In fact, the whole abused planet seems in desperate need of relief. The only real question is if anyone in charge is paying attention.

No matter what happens, though, I'm not getting rid of what's left of my trees.

I let the trimming go too long; that's why I'm feeling the need for penance. Trees are good for the soul and, not incidentally, vital for the Chesapeake Bay. The message I get from Rod Serling is that we have to be very careful during this current frenzy to cut them down. These leafy guardians cool our air, give us oxygen to breathe, limit pollution runoff into the waterways, and, oh gosh, let us hang a swing from their boughs.

But maintaining the status quo is not nearly enough. Since 1980, developers have replaced some 750,000 acres of forestland in the bay watershed with houses, shopping centers and offices. The watershed continues to lose 100 acres of forest every day, according to a 2006 study by the Conservation Fund.

And, most of the forests that remain are fragmented, crossed by roads or power lines and sandwiched between developments. That makes their job of cleaning the air, absorbing rainwater and providing wildlife habitat so much harder.

Trees don't get nearly enough respect. Just last year, the city of Baltimore allowed Grand Prix organizers to cut down dozens of trees near the city center to give race fans a better view. But of course, it was city officials who were short-sighted. The Grand Prix went bust and the taxpayers are now footing the tab to plant new trees.

What's more frightening is that the aggressive environmental action needed to mitigate our selfish ways is now politically out of fashion.

Don't blame Republican Mitt Romney alone; neither of the major presidential contenders is talking about trees, or clean water or clean air.

The last time the nation really got worried about the environment was 1969, when Cleveland's Cuyahoga River caught fire. Rivers aren't supposed to burn. The nation was so scared that Republican President Richard Nixon created the Environmental Protection Agency, which gave rise to the national Clean Air Act and Clean Water Act. No president has done more for the environment since.

But 40 years later, it's not enough. Sewage treatment is much improved, but water quality remains poor. The Clean Water Act needs to be tightened to include the runoff from farmland, and urban and suburban streets. The Clean Air Act needs to do a better job of curbing smokestack and auto emissions.

Sadly, no relief will be coming from the federal government any time soon. Even though there have been lots of folks out on the streets lately cleaning up debris, trimming trees and otherwise performing what might be called "green" jobs, they don't seem to make it into the statistics of a political jobs bill.

Our presidential contenders and their political backers seemed to be obsessed with some other kind of economic measure.

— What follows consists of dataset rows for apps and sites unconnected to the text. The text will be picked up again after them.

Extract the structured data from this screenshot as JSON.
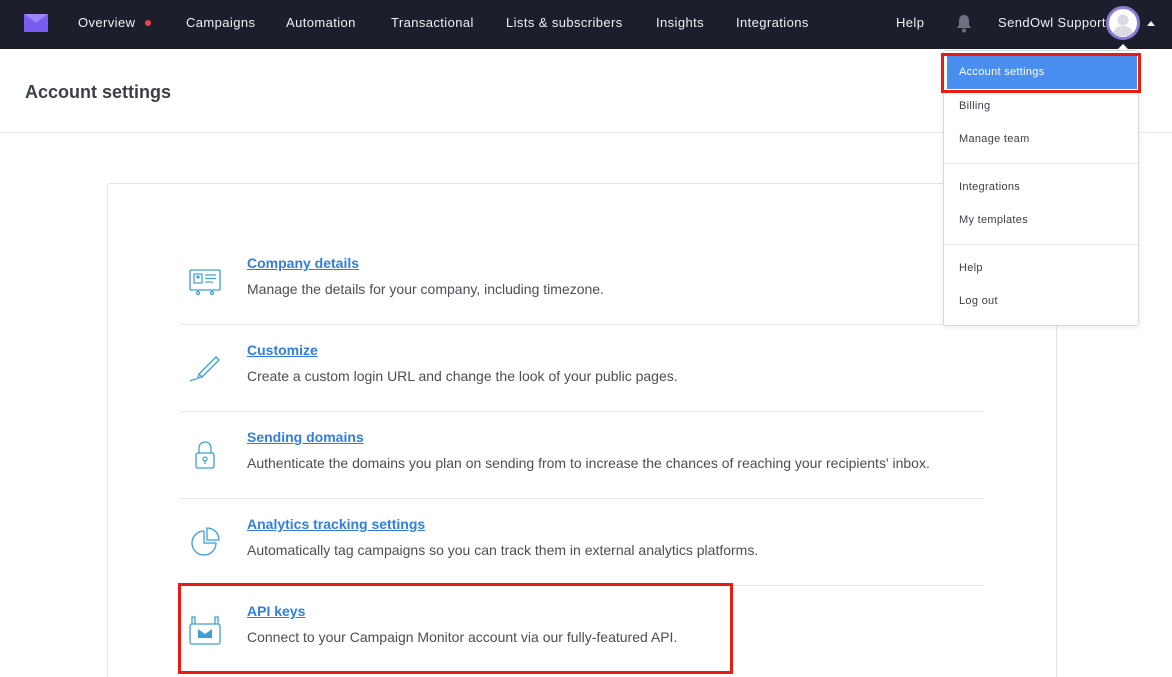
{
  "nav": {
    "items": [
      {
        "label": "Overview",
        "has_dot": true
      },
      {
        "label": "Campaigns"
      },
      {
        "label": "Automation"
      },
      {
        "label": "Transactional"
      },
      {
        "label": "Lists & subscribers"
      },
      {
        "label": "Insights"
      },
      {
        "label": "Integrations"
      }
    ],
    "help": "Help",
    "account_name": "SendOwl Support",
    "notification_dot_color": "#ef4545"
  },
  "page": {
    "title": "Account settings"
  },
  "settings": [
    {
      "title": "Company details",
      "description": "Manage the details for your company, including timezone.",
      "icon": "id-card-icon"
    },
    {
      "title": "Customize",
      "description": "Create a custom login URL and change the look of your public pages.",
      "icon": "pen-icon"
    },
    {
      "title": "Sending domains",
      "description": "Authenticate the domains you plan on sending from to increase the chances of reaching your recipients' inbox.",
      "icon": "lock-icon"
    },
    {
      "title": "Analytics tracking settings",
      "description": "Automatically tag campaigns so you can track them in external analytics platforms.",
      "icon": "pie-chart-icon"
    },
    {
      "title": "API keys",
      "description": "Connect to your Campaign Monitor account via our fully-featured API.",
      "icon": "api-icon"
    }
  ],
  "dropdown": {
    "items": [
      {
        "label": "Account settings",
        "active": true
      },
      {
        "label": "Billing"
      },
      {
        "label": "Manage team"
      },
      {
        "label": "Integrations"
      },
      {
        "label": "My templates"
      },
      {
        "label": "Help"
      },
      {
        "label": "Log out"
      }
    ]
  },
  "colors": {
    "topbar": "#1c1f2b",
    "accent_purple": "#7b5cf0",
    "link_blue": "#2f7fe0",
    "active_item": "#4a8ef0",
    "highlight_red": "#ee1a12",
    "icon_blue": "#3aa0d8"
  }
}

What we really need is a modern-day Johnny Appleseed — a guy who just travels around the country planting trees. They're cheap, they're easy, they're clean and they cool the air and water for nothing.

But while we're waiting for Johnny, here's a thought: We've got a presidential contest tied at dead center. What if each of the candidates was asked to address a real problem like climate change or scarce energy resources and pledge to win support for probably painful potential solutions?


OK, OK, too much "Twilight Zone." Look for me under my maple tree.

Karen Hosler, a former editorial writer for The Baltimore Sun, is a reporter, commentator and talk show host in Baltimore. This article is distributed by the Bay Journal News Service.